Entering retirement means losing a few things from your working life. But cheer up, your losses will end up being your gains.
Most of these big losses translate to savings – financially, physically and mentally.
For example, if you have enough money saved to pay off your mortgage, you’re one of the lucky ones who’ll lose one of life’s biggest monthly bills. Sure, you’ll still need to pay rates, bills and annual expenses, but these costs will be a fraction of the cost of mortgage repayments.
Instead of the daily commute, your transport needs will be more focused on pleasure or personal needs, so you’ll cut the financial cost of commuting, as well as the loss of time stuck on a busy train or in traffic on your way to and from work each day. You’ll be amazed at how many years you’ll add to your life with this ‘loss’.
If you and your partner can coordinate transport needs, you can lose the second car, which means you’ll recoup cash on insurance, registration, fuel and maintenance costs.
Depending on the nature of your work, you’ll most likely no longer need the suit and tie, office clothes or special heavy-duty work clothing.
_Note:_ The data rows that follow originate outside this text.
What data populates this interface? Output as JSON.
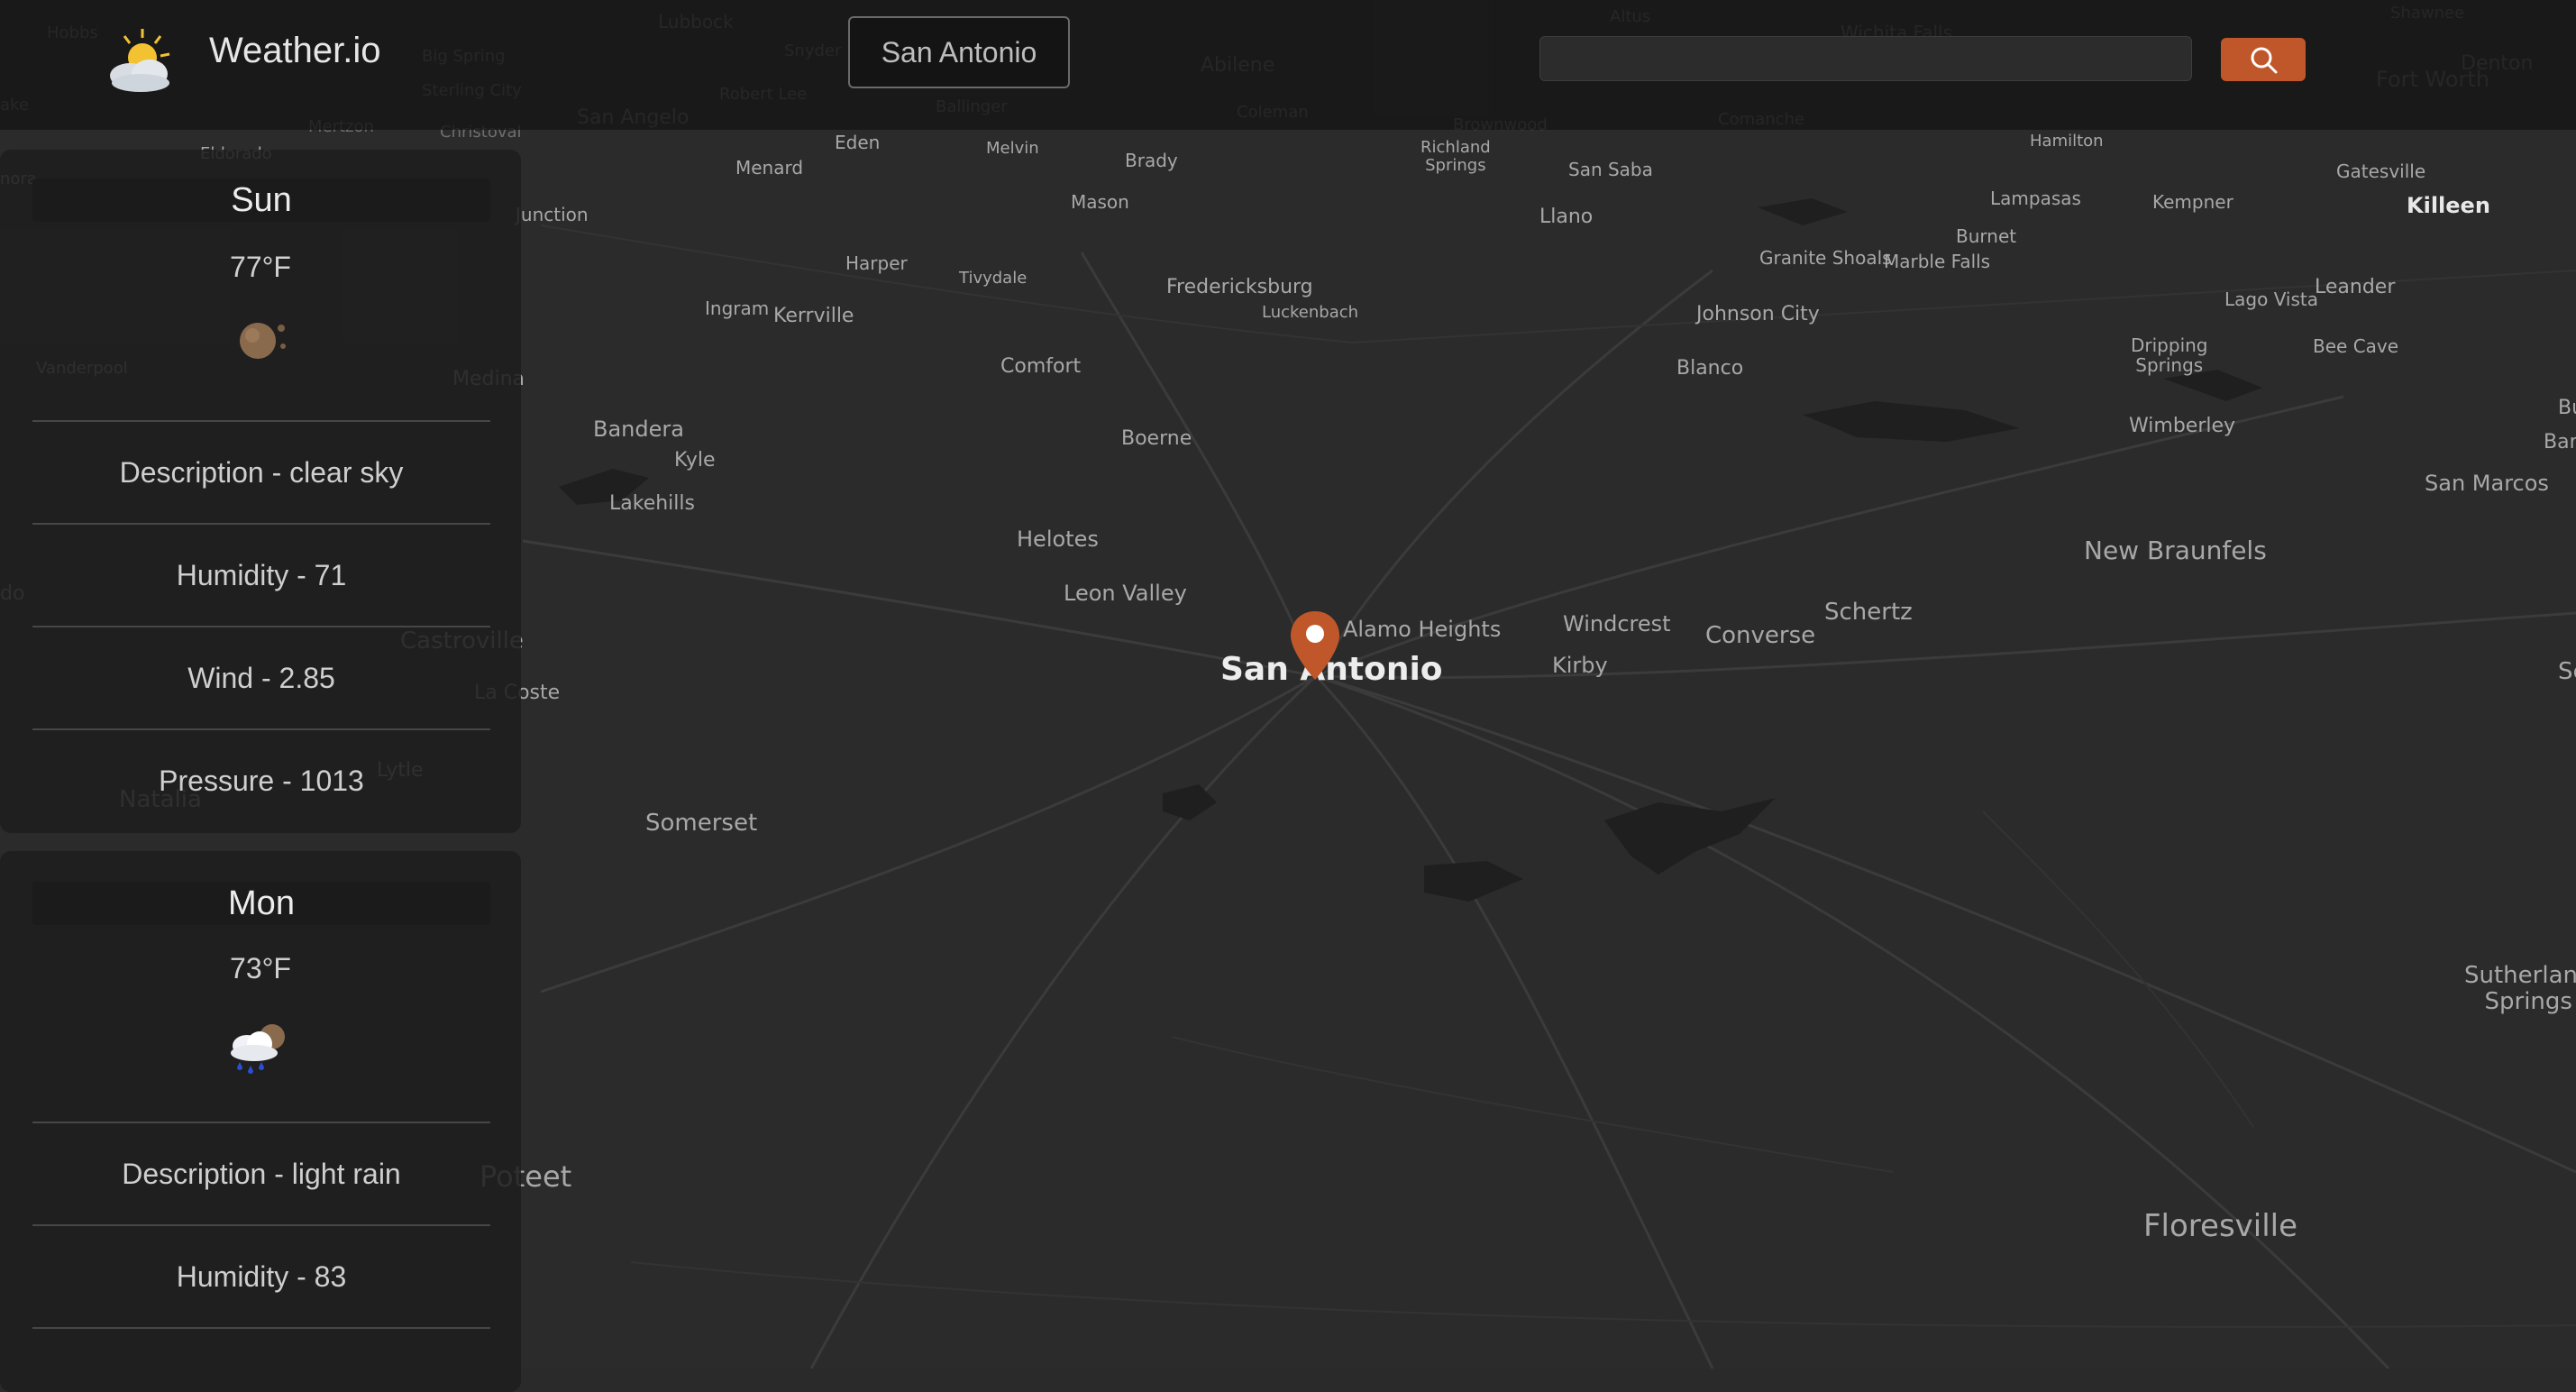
{
  "header": {
    "app_title": "Weather.io",
    "city_button": "San Antonio",
    "search_placeholder": "",
    "search_value": ""
  },
  "forecast": [
    {
      "day": "Sun",
      "temp": "77°F",
      "icon": "sun-icon",
      "description": "Description - clear sky",
      "humidity": "Humidity - 71",
      "wind": "Wind - 2.85",
      "pressure": "Pressure - 1013"
    },
    {
      "day": "Mon",
      "temp": "73°F",
      "icon": "rain-cloud-icon",
      "description": "Description - light rain",
      "humidity": "Humidity - 83"
    }
  ],
  "map": {
    "center_city": "San Antonio",
    "accent_color": "#c0572b",
    "labels": [
      {
        "text": "Hobbs",
        "tone": "dim"
      },
      {
        "text": "Lubbock",
        "tone": "dim"
      },
      {
        "text": "Snyder",
        "tone": "dim"
      },
      {
        "text": "Big Spring",
        "tone": "dim"
      },
      {
        "text": "Sterling City",
        "tone": "dim"
      },
      {
        "text": "Robert Lee",
        "tone": "dim"
      },
      {
        "text": "Mertzon",
        "tone": "dim"
      },
      {
        "text": "Christoval",
        "tone": "dim"
      },
      {
        "text": "San Angelo",
        "tone": "dim"
      },
      {
        "text": "Ballinger",
        "tone": "dim"
      },
      {
        "text": "Abilene",
        "tone": "dim"
      },
      {
        "text": "Coleman",
        "tone": "dim"
      },
      {
        "text": "Altus",
        "tone": "dim"
      },
      {
        "text": "Wichita Falls",
        "tone": "dim"
      },
      {
        "text": "Shawnee",
        "tone": "dim"
      },
      {
        "text": "Fort Worth",
        "tone": "dim"
      },
      {
        "text": "Denton",
        "tone": "dim"
      },
      {
        "text": "Brownwood",
        "tone": "dim"
      },
      {
        "text": "Comanche",
        "tone": "dim"
      },
      {
        "text": "Eldorado",
        "tone": "mid"
      },
      {
        "text": "Eden",
        "tone": "mid"
      },
      {
        "text": "Melvin",
        "tone": "mid"
      },
      {
        "text": "Brady",
        "tone": "mid"
      },
      {
        "text": "Richland Springs",
        "tone": "mid"
      },
      {
        "text": "San Saba",
        "tone": "mid"
      },
      {
        "text": "Hamilton",
        "tone": "mid"
      },
      {
        "text": "Menard",
        "tone": "mid"
      },
      {
        "text": "Mason",
        "tone": "mid"
      },
      {
        "text": "Llano",
        "tone": "mid"
      },
      {
        "text": "Lampasas",
        "tone": "mid"
      },
      {
        "text": "Kempner",
        "tone": "mid"
      },
      {
        "text": "Gatesville",
        "tone": "mid"
      },
      {
        "text": "Killeen",
        "tone": "bright"
      },
      {
        "text": "Junction",
        "tone": "mid"
      },
      {
        "text": "Burnet",
        "tone": "mid"
      },
      {
        "text": "Granite Shoals",
        "tone": "mid"
      },
      {
        "text": "Marble Falls",
        "tone": "mid"
      },
      {
        "text": "Harper",
        "tone": "mid"
      },
      {
        "text": "Tivydale",
        "tone": "mid"
      },
      {
        "text": "Fredericksburg",
        "tone": "mid"
      },
      {
        "text": "Luckenbach",
        "tone": "mid"
      },
      {
        "text": "Lago Vista",
        "tone": "mid"
      },
      {
        "text": "Leander",
        "tone": "mid"
      },
      {
        "text": "Ingram",
        "tone": "mid"
      },
      {
        "text": "Kerrville",
        "tone": "mid"
      },
      {
        "text": "Johnson City",
        "tone": "mid"
      },
      {
        "text": "Bee Cave",
        "tone": "mid"
      },
      {
        "text": "Comfort",
        "tone": "mid"
      },
      {
        "text": "Blanco",
        "tone": "mid"
      },
      {
        "text": "Dripping Springs",
        "tone": "mid"
      },
      {
        "text": "Vanderpool",
        "tone": "mid"
      },
      {
        "text": "Medina",
        "tone": "mid"
      },
      {
        "text": "Bandera",
        "tone": "mid"
      },
      {
        "text": "Boerne",
        "tone": "mid"
      },
      {
        "text": "Wimberley",
        "tone": "mid"
      },
      {
        "text": "Bu",
        "tone": "mid"
      },
      {
        "text": "Kyle",
        "tone": "mid"
      },
      {
        "text": "Bandera Falls",
        "tone": "mid"
      },
      {
        "text": "San Marcos",
        "tone": "mid"
      },
      {
        "text": "Lakehills",
        "tone": "mid"
      },
      {
        "text": "Helotes",
        "tone": "mid"
      },
      {
        "text": "New Braunfels",
        "tone": "mid"
      },
      {
        "text": "Leon Valley",
        "tone": "mid"
      },
      {
        "text": "Alamo Heights",
        "tone": "mid"
      },
      {
        "text": "Windcrest",
        "tone": "mid"
      },
      {
        "text": "Schertz",
        "tone": "mid"
      },
      {
        "text": "Converse",
        "tone": "mid"
      },
      {
        "text": "Castroville",
        "tone": "mid"
      },
      {
        "text": "Kirby",
        "tone": "mid"
      },
      {
        "text": "Se",
        "tone": "mid"
      },
      {
        "text": "La Coste",
        "tone": "mid"
      },
      {
        "text": "Lytle",
        "tone": "mid"
      },
      {
        "text": "Natalia",
        "tone": "mid"
      },
      {
        "text": "Somerset",
        "tone": "mid"
      },
      {
        "text": "Sutherland Springs",
        "tone": "mid"
      },
      {
        "text": "Poteet",
        "tone": "mid"
      },
      {
        "text": "Floresville",
        "tone": "mid"
      },
      {
        "text": "nora",
        "tone": "mid"
      },
      {
        "text": "ake",
        "tone": "dim"
      },
      {
        "text": "do",
        "tone": "mid"
      }
    ]
  }
}
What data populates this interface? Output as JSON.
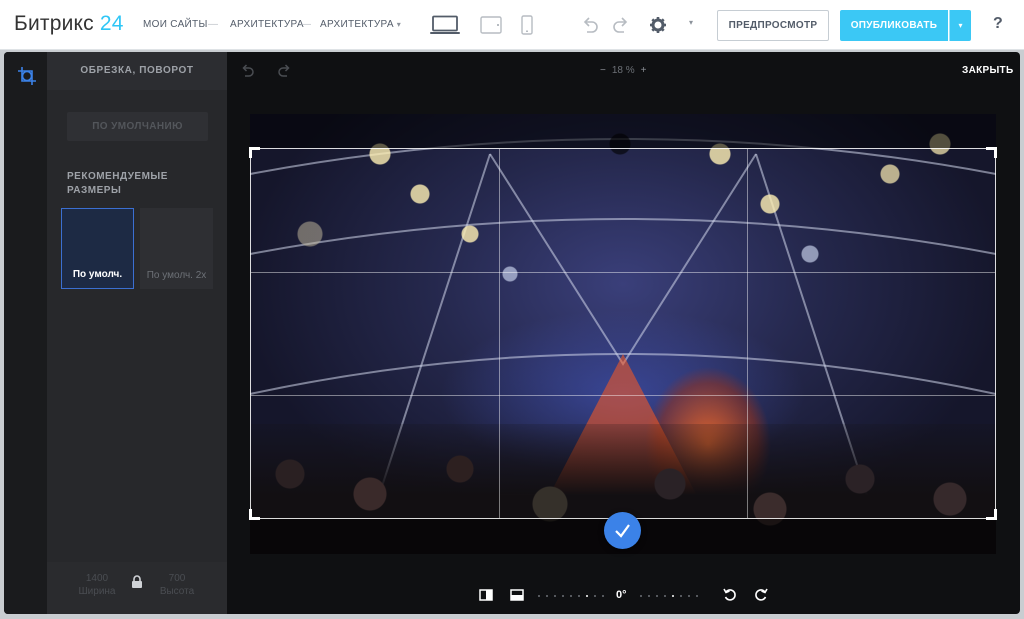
{
  "app": {
    "logo_text": "Битрикс",
    "logo_number": "24"
  },
  "topbar": {
    "nav": [
      {
        "label": "МОИ САЙТЫ"
      },
      {
        "label": "АРХИТЕКТУРА"
      },
      {
        "label": "АРХИТЕКТУРА"
      }
    ],
    "sep": "—",
    "caret": "▾",
    "preview_label": "ПРЕДПРОСМОТР",
    "publish_label": "ОПУБЛИКОВАТЬ",
    "publish_dropdown": "▾",
    "help_label": "?"
  },
  "editor": {
    "panel_title": "ОБРЕЗКА, ПОВОРОТ",
    "default_button": "ПО УМОЛЧАНИЮ",
    "recommended_title": "РЕКОМЕНДУЕМЫЕ РАЗМЕРЫ",
    "presets": [
      {
        "label": "По умолч.",
        "selected": true
      },
      {
        "label": "По умолч. 2x",
        "selected": false
      }
    ],
    "width_value": "1400",
    "width_label": "Ширина",
    "height_value": "700",
    "height_label": "Высота",
    "zoom": {
      "minus": "−",
      "value": "18 %",
      "plus": "+"
    },
    "close_label": "ЗАКРЫТЬ",
    "rotation_angle": "0°"
  },
  "colors": {
    "accent": "#3bc8f5",
    "apply_button": "#3b82e8",
    "preset_selected_border": "#3b6fd1"
  }
}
Same goes for haircuts, tools and accessories, such as gloves, helmets, hats or special shoes. You can now focus on leisure clothes and whatever nice attire you need for outings and recreation activities.
Qualifying for a seniors card means you’ll get all manner of items, services and activities at a discount. From seeing a film to catching public transport, accommodation discounts to special offers on shopping, food, cafés and special events, there are tonnes of seniors discounts that can really save you heaps of money. But not all discounts are advertised, so don’t be afraid to ask if your card cuts the price of whatever you’re paying for at checkout.
Travelling at peak times, be it in peak hour or during holiday season, not only usually costs more, it’s more stressful, too. Once you’re retired, you’ll most likely lose the need to travel during these times, adding dollars to your piggy bank and saving stress and, in turn, your health.
What other things did you lose in retirement that were actually gains?